The New York Times this morning offers an interesting bit of poll analysis:

Among registered voters, 33 percent said they planned to support for Republicans, and 52 percent said they would vote for Democrats. . . .

Coming at the conclusion of a contentious midterm campaign, voters said that neither Democrats nor Republican had offered a plan for governing should they win on Tuesday, the poll found. Yet Americans have some clear notions of how government might change if Democrats win control of Congress: Beyond a quicker exit from Iraq, respondents said they thought a Democratic Congress would be more likely to increase the minimum wage, hold down rapidly rising health and prescription drugs costs, improve the economy and — as Republicans have said frequently in these closing days of the campaign — raise taxes.

. . . Nearly 75 percent of respondents — including 67 percent of Republicans and 92 percent of Democrats — said they expected American troops would be taken out of Iraq more swiftly under a Democratic Congress.

Well, so much for that "no one knows what Democrats stand for" meme, huh?  And to think that the voters polled by the NYT figured this out all by themselves, without any great help from the corporate media. 

But as the manufactured controversy surrounding John Kerry over the last couple of days has shown, the Democrats' overall image problems are far from solved — even if next Tuesday's elections go as well as we all hope.  When I began writing about "the language of a Democratic realignment" a month and a half ago, I quoted Paul Waldman:

If there's one thing Republicans have understood and Democrats haven't, it is that politics is not about issues. Politics is about identity. The candidates and parties that win are not those aligning their positions most precisely with a majority of the electorate. The winners are those who form a positive image in the public mind of who they are (and a negative image of who their opponents are).

So, if you're wondering why the GOP seemed to be running against John Kerry all of a sudden, just look at this loathsome Republican Party web ad and you'll see exactly what Waldman is talking about. 

The unspoken, but obvious message of the ad is that Republicans are the kind of people who love and honor our nation's soldiers, while Democrats are the kind of people who sneer and make jokes about them.  Forget the issues — which kind of people do you want running this country?

This is the identity-based appeal that the GOP has polished over the past few decades… and despite their momentary success in conveying the policy changes they would make if they take back Congress in 2006, it's the gap Democrats need to fill if they want not just to win an election, but to begin a genuine political realignment.

I've done my share of writing here and elsewhere on exactly what kind of distinction I think Democrats should draw:  that Republicans are the kind of people who betray fundamental trusts, while Democrats are the kind of people with enough common sense to recognize the moral duty of solving real problems.  It's not just a matter of the "closing message" for the last week of the election campaign, but the kind of issues Democrats choose to set the agenda if they regain control of one or both houses of Congress. 
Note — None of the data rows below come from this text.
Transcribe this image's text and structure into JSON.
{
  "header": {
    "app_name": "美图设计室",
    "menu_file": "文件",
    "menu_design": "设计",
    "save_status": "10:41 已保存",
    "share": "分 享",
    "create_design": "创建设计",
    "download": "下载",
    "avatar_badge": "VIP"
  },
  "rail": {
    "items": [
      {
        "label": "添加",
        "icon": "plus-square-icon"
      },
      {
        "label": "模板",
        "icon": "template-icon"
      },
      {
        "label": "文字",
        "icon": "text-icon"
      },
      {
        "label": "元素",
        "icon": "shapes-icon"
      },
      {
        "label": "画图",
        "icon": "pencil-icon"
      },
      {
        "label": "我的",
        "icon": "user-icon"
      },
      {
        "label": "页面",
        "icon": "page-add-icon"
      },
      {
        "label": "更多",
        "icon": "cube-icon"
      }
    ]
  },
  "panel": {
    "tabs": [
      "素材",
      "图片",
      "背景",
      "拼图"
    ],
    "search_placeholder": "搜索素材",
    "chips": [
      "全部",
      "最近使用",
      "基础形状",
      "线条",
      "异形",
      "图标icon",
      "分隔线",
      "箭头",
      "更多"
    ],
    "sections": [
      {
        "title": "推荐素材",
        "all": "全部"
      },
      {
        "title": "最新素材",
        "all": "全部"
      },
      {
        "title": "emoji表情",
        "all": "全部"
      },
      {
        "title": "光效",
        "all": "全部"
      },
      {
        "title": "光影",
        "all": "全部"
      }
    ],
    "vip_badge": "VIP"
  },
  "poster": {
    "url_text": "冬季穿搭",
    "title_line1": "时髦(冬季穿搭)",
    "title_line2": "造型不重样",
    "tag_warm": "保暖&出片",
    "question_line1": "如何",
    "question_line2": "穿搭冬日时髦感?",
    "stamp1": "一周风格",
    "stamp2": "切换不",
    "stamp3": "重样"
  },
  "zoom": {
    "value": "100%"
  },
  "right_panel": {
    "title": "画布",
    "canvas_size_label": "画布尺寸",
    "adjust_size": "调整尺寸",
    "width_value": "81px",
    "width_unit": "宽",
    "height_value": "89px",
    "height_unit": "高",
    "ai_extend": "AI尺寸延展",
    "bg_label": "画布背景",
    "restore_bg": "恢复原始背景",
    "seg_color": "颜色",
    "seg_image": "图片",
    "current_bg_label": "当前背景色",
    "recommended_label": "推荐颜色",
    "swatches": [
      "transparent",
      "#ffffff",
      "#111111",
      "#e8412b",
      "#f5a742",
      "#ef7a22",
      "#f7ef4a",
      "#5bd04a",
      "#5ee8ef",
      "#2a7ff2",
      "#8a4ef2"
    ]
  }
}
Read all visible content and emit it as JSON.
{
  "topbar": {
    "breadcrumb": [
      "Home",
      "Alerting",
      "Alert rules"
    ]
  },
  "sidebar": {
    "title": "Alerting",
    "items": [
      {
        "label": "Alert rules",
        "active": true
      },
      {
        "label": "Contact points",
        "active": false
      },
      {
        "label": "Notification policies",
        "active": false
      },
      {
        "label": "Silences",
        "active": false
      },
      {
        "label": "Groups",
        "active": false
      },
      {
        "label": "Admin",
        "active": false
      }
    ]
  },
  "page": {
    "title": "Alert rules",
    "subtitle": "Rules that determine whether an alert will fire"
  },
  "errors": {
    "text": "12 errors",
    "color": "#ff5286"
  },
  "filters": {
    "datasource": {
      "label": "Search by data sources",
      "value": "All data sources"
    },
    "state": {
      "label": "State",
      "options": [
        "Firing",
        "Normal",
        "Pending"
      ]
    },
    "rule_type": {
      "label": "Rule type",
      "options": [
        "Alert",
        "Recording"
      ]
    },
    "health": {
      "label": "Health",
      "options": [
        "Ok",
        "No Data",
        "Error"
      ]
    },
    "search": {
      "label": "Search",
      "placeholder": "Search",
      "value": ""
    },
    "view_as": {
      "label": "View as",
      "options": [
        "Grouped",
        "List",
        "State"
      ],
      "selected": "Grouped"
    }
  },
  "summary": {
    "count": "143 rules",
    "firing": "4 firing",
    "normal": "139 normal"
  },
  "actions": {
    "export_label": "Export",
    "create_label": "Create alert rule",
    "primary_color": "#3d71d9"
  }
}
What actions would restore the fundamental breaches of faith wrought by the GOP?  What legislation would truly represent doing the people's business, rather than pursuing a partisan agenda?  As I noted in the latter post:

If you think of Jimmy Stewart in Mr. Smith Goes to Washington, you've got exactly the kind of identity that Democrats should be projecting — not ideologues wanting to revolutionize the world with grandiose schemes, but honest, morally centered men and women who want to do the right thing and are smart and determined enough to get it done.

Granted, the ad for Ned Lamont at the top of this post (via My Left Nutmeg) might… umm… be taking this advice a little too literally.  But at least it's thinking in the right direction.